     \                         \      /
      \                         +- B +
       \                            /
        +-- compressed_pair<A,B> --+
    

    gcc & clang will apply this optimization if A is not a pod type: ⁴ (for backwards ABI compatibility with older C++ versions)
    godbolt

    msvc on the other hand doesn’t seem to reuse tail padding at all:
    godbolt

    (maybe I’m missing some magic compiler flag for this (?))
    My guess would be that it’s due to ABI backwards-compatibility constraints.
    I unfortunately didn’t manage to find some official documentation about it.

    ——————
    ¹ Assuming the compiler decides to apply this optimization – it is not mandated by the C++-Standard
    ² Both compressed_pair and fancy_pair_t1 result in T1 being a potentially-overlapping subobject, so T2 is allowed to overlap with T1.
    ³ Assuming “normal” alignment requirements and no packing, i.e. alignof(std::int8_t) == sizeof(std::int8_t), alignof(std::int16_t) == sizeof(std::int16_t), alignof(std::int32_t) == sizeof(std::int32_t)
    ⁴ Both follow the Itanium ABI, which mandates tail padding reuse for non-pod types and disallows it for pod types.

  • Jan Ringoš · Edited 0

    [[no_unique_address]] is very nice, but there’s a lot of potential for further improvement on this front.
    So much additional padding bytes could be saved. E.g. by some MSVC extension (I don’t expect anything standard in this regard) so that this:

    struct Abc {
        int something;
        void * ptr;
    };
    std::map <short, Abc> data;

    …didn’t waste a whole 16 bytes of padding per node (on x64).
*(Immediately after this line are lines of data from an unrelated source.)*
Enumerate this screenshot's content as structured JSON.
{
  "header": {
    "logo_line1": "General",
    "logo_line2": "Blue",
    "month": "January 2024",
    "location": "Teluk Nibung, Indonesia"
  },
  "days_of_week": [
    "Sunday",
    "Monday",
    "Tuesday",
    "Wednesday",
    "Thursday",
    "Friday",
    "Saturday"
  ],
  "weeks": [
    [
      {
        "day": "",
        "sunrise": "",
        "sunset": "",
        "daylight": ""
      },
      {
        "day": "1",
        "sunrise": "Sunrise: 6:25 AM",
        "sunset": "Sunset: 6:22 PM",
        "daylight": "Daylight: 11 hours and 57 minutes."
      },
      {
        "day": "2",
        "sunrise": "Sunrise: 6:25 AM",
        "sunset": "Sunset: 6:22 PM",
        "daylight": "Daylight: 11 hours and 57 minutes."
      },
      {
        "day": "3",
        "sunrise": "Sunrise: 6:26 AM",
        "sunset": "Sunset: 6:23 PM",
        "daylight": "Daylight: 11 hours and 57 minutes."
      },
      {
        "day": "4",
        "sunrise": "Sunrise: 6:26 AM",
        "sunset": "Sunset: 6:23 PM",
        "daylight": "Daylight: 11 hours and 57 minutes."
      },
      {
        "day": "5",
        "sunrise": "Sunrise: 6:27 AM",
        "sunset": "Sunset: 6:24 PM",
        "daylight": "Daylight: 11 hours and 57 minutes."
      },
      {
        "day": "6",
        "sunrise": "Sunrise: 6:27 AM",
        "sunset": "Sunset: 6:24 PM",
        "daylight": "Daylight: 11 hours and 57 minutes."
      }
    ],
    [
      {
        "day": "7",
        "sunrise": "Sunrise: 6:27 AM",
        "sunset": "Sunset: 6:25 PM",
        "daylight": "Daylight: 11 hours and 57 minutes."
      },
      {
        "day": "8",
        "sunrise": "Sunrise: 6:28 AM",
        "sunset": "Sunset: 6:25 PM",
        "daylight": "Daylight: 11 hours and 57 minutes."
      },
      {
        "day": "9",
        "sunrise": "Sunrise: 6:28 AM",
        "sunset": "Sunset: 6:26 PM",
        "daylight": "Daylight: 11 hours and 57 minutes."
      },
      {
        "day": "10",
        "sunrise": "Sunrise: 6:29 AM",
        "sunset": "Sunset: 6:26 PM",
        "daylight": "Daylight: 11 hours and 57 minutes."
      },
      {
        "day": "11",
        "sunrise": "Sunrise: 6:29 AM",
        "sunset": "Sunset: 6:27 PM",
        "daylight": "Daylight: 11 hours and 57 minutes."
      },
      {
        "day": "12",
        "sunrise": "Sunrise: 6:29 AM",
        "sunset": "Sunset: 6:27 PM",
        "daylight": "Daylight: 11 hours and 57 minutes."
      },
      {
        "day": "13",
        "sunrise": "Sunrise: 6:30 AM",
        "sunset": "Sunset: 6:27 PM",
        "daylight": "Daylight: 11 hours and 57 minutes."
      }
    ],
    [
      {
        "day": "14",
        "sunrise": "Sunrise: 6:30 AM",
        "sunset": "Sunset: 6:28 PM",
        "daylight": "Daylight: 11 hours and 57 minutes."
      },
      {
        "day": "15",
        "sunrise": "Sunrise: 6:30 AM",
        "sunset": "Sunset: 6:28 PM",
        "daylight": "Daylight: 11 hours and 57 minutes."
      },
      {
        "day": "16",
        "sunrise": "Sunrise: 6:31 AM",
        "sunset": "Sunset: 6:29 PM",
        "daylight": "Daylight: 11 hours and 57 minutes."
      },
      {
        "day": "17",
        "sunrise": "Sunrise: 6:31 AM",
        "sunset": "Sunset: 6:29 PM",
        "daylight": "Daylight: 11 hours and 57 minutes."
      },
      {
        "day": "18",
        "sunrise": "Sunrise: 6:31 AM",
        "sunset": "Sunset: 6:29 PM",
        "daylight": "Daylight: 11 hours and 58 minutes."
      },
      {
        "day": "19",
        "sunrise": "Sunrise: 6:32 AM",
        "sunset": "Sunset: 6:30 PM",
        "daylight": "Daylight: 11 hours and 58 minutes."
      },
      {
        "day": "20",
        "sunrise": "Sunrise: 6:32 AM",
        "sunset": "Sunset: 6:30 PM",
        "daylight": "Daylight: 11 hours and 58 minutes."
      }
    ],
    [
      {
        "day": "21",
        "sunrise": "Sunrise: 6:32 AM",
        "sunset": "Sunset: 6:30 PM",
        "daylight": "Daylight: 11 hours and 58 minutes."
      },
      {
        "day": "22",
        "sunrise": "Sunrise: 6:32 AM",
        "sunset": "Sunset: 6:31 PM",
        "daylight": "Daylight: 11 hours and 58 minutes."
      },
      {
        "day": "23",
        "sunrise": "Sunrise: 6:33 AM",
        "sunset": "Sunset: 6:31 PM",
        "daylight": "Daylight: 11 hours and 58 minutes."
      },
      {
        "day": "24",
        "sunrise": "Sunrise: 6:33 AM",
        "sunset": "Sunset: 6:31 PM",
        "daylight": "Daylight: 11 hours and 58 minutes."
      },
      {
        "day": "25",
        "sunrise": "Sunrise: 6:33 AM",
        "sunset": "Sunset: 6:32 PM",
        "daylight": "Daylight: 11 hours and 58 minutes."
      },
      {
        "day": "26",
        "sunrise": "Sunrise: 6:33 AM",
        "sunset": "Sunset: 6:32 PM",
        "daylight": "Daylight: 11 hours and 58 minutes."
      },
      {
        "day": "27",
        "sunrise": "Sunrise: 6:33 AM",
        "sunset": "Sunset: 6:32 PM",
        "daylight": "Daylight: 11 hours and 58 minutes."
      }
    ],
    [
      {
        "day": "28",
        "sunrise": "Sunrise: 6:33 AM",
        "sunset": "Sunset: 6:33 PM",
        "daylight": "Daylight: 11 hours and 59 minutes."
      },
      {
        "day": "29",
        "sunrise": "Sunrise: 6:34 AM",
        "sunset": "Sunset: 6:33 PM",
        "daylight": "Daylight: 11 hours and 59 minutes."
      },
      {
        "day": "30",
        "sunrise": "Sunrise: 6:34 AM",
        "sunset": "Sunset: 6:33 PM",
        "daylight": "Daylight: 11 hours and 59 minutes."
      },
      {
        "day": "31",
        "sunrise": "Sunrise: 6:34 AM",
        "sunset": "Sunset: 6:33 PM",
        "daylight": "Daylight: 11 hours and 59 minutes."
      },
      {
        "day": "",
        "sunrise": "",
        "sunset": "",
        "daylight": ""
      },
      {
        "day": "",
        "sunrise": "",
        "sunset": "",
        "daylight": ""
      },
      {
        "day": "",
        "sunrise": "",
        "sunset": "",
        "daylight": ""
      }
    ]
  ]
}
    • Raymond ChenMicrosoft employee Author · Edited 2

      You can do that today via an MSVC extension.

      #include <pshpack4.h>
      struct Abc {
          int something;
          void* ptr;
      };
      #include <poppack.h>
      
      std::map<short, Abc> data;
      // sizeof(std::pair<short, Abc>) is 16
      

      Mind you, creating a variable of type Abc (not part of a larger structure) is going to create an unaligned ptr, so you have to be careful what you wish for.

      • Jan Ringoš · Edited 1

        Ha!
        I didn’t think that a packing pragma will propagate all the way down to std::_Tree_node, which is what I wanted:

        #include <pshpack2.h>
        struct Abc {
            int something;
            void* ptr;
        };
        #include <poppack.h>
        
        static_assert (sizeof (std::map <short, Abc>::_Node) == 40); // down from 56!

        Although the core of my thought was slightly elsewhere, I guess if one can manually track the underlying layout to get the members properly aligned, packing will do. Thanks!

        But to elaborate on what I meant: If you would manually flatten the above mentioned _TreeNode into one single flat struct, then the language would not insert the 16 bytes of padding, but it would still maintain the proper alignment of each member. I believe we need another attribute to do that. To illustrate on a different example:

        struct Abc {
            int i;
            void * ptr;
        };
        struct Def [[pack_as_if_flattened]] {
            short w;
            Abc abc;
        };
        static_assert (sizeof (Def) == 16);

        If I don’t pack Def structure, I get sizeof = 24. If I pack it to 2, I get sizeof = 14, with misaligned pointer. With the attribute, best of both worlds would happen. And that would also affect the map/tree node, but the right way this time.

      • Raymond ChenMicrosoft employee Author 1

        But [[pack_as_if_flattened]] would result in Abc having two different layouts depending on context. Inside a Def it has no padding, but standalone it has 4 bytes of padding. Which makes it impossible to write

        Abc* GetAbc(Def& def)
        {
           return &def.abc;
        }
        

        This returns a “4-byte-padded” pointer to Abc, but the def.abc has no padding.

      • Jan Ringoš 0

        Yes, that is a problem. I don’t have complete solution to issues such attribute would cause. Other than, well, it being two different types, and implicit conversions being disallowed. It would probably cause more confusion than gains in performance and memory savings.

Feedback usabilla icon